Far too many people quit their jobs in frustration, only to find similar (or worse) conditions in their next positions. If you find yourself having thoughts of quitting your job, you’ll make a far better decision for yourself if you analyze your situation calmly and rationally.
1. Never quit in a moment of emotion.
Most people have several moments when they feel like quitting their jobs. Most of the time, the feeling passes. If you experience these moments, give yourself a couple of weeks before quitting your job – if the feeling doesn’t lift, then it’s something you can take seriously. However, you shouldn’t make a major decision which you can’t reverse later on in the heat of the moment. Always remember: it’s easy to reverse a decision not to quit, but close to impossible to reverse a resignation once you’ve given it.
2. Think of the benefits of your job that you may not get somewhere else.
Perhaps your employer gives you an enormous amount of flex time that you won’t easily find elsewhere. Maybe you have a fantastically short commute that you really value. Maybe you get to do work that you love in a way that’s hard to find. You need to figure out what’s important to you and weigh that against what’s frustrating you. Maybe quitting your job would be the right decision but make sure that you’ve weighed all the pros and cons before you do. If possible, talk to your boss about your frustrations. You may find that things can change.
3. Be realistic about what will happen after you quit.
If you don’t have another job lined up, how long will your savings last you? In this market, some people are going unemployed for a year or more, so before quitting your job without another job offer, you need to have a long-term plan.
4. Never quit just to “show them.”
Often a desire to quit in frustration really stems from feeling powerless. The employer-employee relationship has such a slanted power dynamic that when your job or manager is making you unhappy, sometimes it can feel like your only way to regain power is to quit and then, that’ll show them. But this is rarely satisfying. Your employer may be surprised at first, but people leave jobs all the time-they’ll quickly get over it. And you don’t want to be jobless just to make a point. If you do end up deciding on quitting your job, you’ll feel a lot better knowing that you thought it through carefully and deliberately before you took the plunge.
3 out of every 10 people are now self-employed, which means that a significant number of people have seen the benefits of quitting their job and working for themselves. However, becoming self-employed is not a decision you should make lightly. Despite all of the positives of quitting your job and working for yourself, you need to have a plan. Here are four things you must have in place before quitting your job:
- An Emergency Fund:
As anyone who is self-employed will tell you, the hardest part is not knowing how much money you’re going to make each month. The income is variable, no matter how steady your list of clients is. To take it a step further, it is wise to have separate business and personal emergency funds – preferably in separate savings accounts. You should have a personal emergency fund to cover issues like car repairs and health issues and a business emergency fund to cover you if you lose a client or when a check is late.
- Your type of work:

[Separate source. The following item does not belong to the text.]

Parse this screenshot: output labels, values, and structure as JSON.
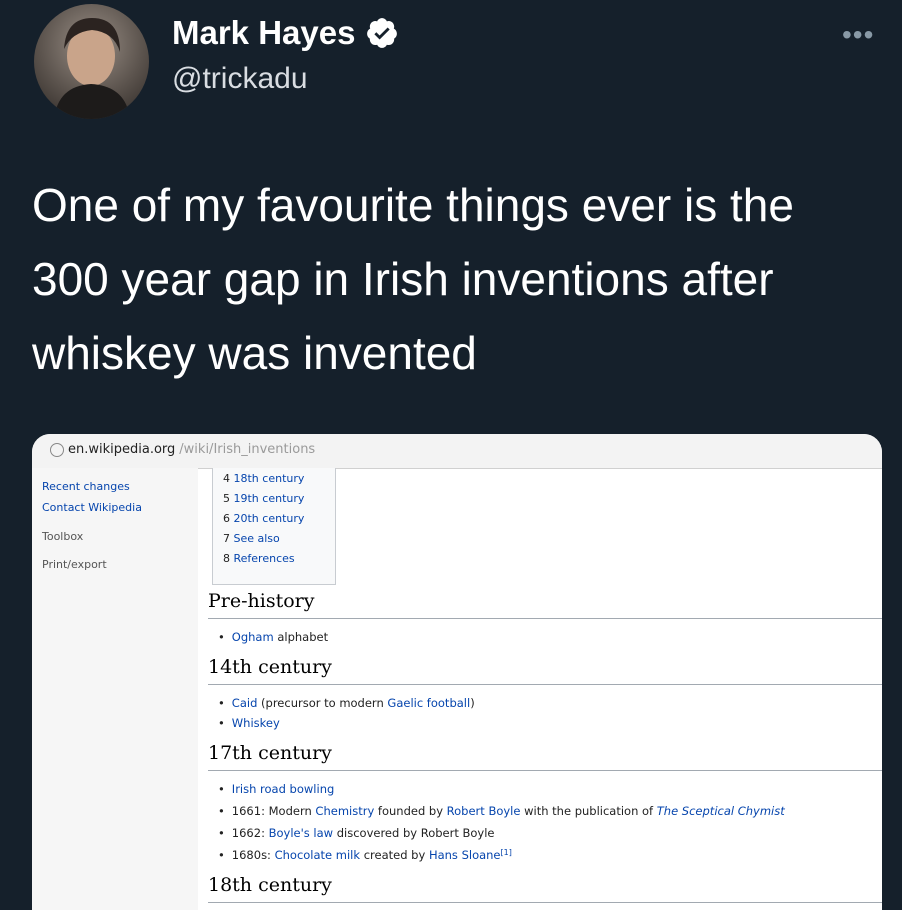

Most people who wind up tired of their jobs and seeking to quit are most times tired of the rat race, of the commute, and the ungrateful co-workers who take their ideas or talk over them in meetings. While I can completely understand that many work environments are challenging, this is not a good enough reason to just quit. You need to have a solid backup plan – preferably a thriving side business, so that you can immediately leap into self-employment and make an income.

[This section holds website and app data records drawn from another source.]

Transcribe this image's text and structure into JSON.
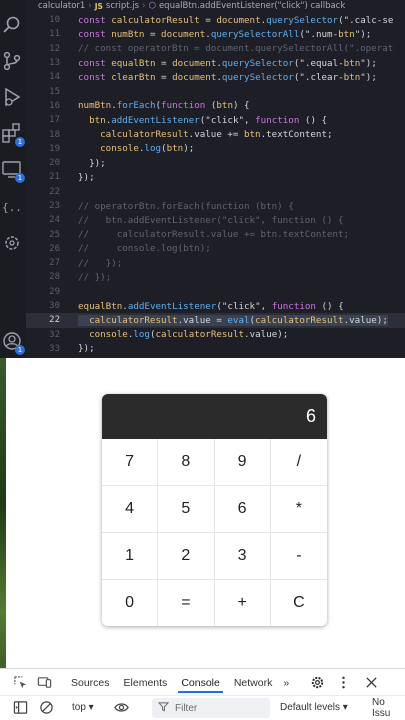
{
  "breadcrumb": {
    "folder": "calculator1",
    "file_badge": "JS",
    "file": "script.js",
    "symbol": "equalBtn.addEventListener(\"click\") callback"
  },
  "code_lines": [
    {
      "n": "10",
      "text": "const calculatorResult = document.querySelector(\".calc-se"
    },
    {
      "n": "11",
      "text": "const numBtn = document.querySelectorAll(\".num-btn\");"
    },
    {
      "n": "12",
      "text": "// const operatorBtn = document.querySelectorAll(\".operat"
    },
    {
      "n": "13",
      "text": "const equalBtn = document.querySelector(\".equal-btn\");"
    },
    {
      "n": "14",
      "text": "const clearBtn = document.querySelector(\".clear-btn\");"
    },
    {
      "n": "15",
      "text": ""
    },
    {
      "n": "16",
      "text": "numBtn.forEach(function (btn) {"
    },
    {
      "n": "17",
      "text": "  btn.addEventListener(\"click\", function () {"
    },
    {
      "n": "18",
      "text": "    calculatorResult.value += btn.textContent;"
    },
    {
      "n": "19",
      "text": "    console.log(btn);"
    },
    {
      "n": "20",
      "text": "  });"
    },
    {
      "n": "21",
      "text": "});"
    },
    {
      "n": "22",
      "text": ""
    },
    {
      "n": "23",
      "text": "// operatorBtn.forEach(function (btn) {"
    },
    {
      "n": "24",
      "text": "//   btn.addEventListener(\"click\", function () {"
    },
    {
      "n": "25",
      "text": "//     calculatorResult.value += btn.textContent;"
    },
    {
      "n": "26",
      "text": "//     console.log(btn);"
    },
    {
      "n": "27",
      "text": "//   });"
    },
    {
      "n": "28",
      "text": "// });"
    },
    {
      "n": "29",
      "text": ""
    },
    {
      "n": "30",
      "text": "equalBtn.addEventListener(\"click\", function () {"
    },
    {
      "n": "22",
      "text": "  calculatorResult.value = eval(calculatorResult.value);"
    },
    {
      "n": "32",
      "text": "  console.log(calculatorResult.value);"
    },
    {
      "n": "33",
      "text": "});"
    }
  ],
  "calculator": {
    "display_value": "6",
    "buttons": [
      "7",
      "8",
      "9",
      "/",
      "4",
      "5",
      "6",
      "*",
      "1",
      "2",
      "3",
      "-",
      "0",
      "=",
      "+",
      "C"
    ]
  },
  "devtools": {
    "tabs": [
      "Sources",
      "Elements",
      "Console",
      "Network"
    ],
    "more": "»",
    "context": "top ▾",
    "filter_placeholder": "Filter",
    "levels": "Default levels ▾",
    "issues": "No Issu"
  },
  "colors": {
    "editor_bg": "#1e1f26",
    "accent": "#1a73e8",
    "display_bg": "#2b2b2b"
  }
}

There has been some pretty strong debate in the past over which type of job is more secure: one where you work for yourself, or one where you work your way up in a company with a steady paycheck. Given the ever changing economic climate, many people have found that working for yourself is the only real way to guarantee yourself a job in the future. However, that doesn’t always mean that your income is guaranteed to come on the same day every month. Many people feel safer knowing they are a valued employee at their job and like knowing how much their check will be every month. If this is you, you might want to rethink quitting your job. as self-employment might not be the best fit.
- Your Retirement:
One of the best perks of working for a company is the good retirement package they provide. Sure, not every work place offers something like this, but if yours does, quitting your job could be difficult. Especially when you think of walking away from such a lucrative benefit that gives you free money. A retirement match could be a strong reason to stay, but everyone I know who is self-employed has been able to generate more income than they did at their day job, which means you can invest even more than you did before.
Ultimately, quitting your job is a huge decision – one of the biggest you will ever make. So, even if you are fed up with your work, bored, or just craving the opportunity to make a bigger difference, know that it’s definitely possible to quit and work for yourself, but you absolutely need a plan. Take the time to do it right by saving an emergency fund and researching your insurance and retirement options and you’ll go into the decision much more knowledgeable and ready for your new future. What would need to be on your list before you consider quitting your job? What’s the biggest benefit to being self-employed, in your opinion? What would be the hardest thing for you to give up about your current job?